(Dataset rows describing interfaces)
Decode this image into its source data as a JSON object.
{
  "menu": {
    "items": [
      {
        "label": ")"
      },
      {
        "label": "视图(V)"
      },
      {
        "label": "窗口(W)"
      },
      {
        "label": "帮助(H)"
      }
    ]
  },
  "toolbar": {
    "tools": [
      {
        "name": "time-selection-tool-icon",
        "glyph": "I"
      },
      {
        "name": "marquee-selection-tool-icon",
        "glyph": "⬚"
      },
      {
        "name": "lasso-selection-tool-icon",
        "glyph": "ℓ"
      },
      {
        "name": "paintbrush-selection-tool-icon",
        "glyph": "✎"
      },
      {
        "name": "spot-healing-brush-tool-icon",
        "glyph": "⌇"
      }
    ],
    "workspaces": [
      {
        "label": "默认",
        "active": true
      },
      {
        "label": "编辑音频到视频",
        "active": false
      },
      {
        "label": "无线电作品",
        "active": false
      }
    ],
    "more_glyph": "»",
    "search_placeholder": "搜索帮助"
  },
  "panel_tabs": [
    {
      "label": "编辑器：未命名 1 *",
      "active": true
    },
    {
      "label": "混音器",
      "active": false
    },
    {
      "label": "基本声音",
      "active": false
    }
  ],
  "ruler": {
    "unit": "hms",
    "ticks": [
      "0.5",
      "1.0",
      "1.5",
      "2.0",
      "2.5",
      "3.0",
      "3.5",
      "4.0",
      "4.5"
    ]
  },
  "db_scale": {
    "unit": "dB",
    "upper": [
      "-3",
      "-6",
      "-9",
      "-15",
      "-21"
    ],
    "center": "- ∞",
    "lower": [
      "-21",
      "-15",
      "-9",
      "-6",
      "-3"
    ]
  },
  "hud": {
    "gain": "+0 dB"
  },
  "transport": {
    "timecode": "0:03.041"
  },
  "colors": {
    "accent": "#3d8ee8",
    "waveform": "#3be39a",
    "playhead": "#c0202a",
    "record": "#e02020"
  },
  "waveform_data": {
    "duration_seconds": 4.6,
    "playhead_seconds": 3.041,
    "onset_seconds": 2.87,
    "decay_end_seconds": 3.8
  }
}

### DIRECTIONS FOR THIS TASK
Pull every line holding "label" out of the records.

### REPLY
        "label": ")"
        "label": "视图(V)"
        "label": "窗口(W)"
        "label": "帮助(H)"
        "label": "默认",
        "label": "编辑音频到视频",
        "label": "无线电作品",
      "label": "编辑器：未命名 1 *",
      "label": "混音器",
      "label": "基本声音",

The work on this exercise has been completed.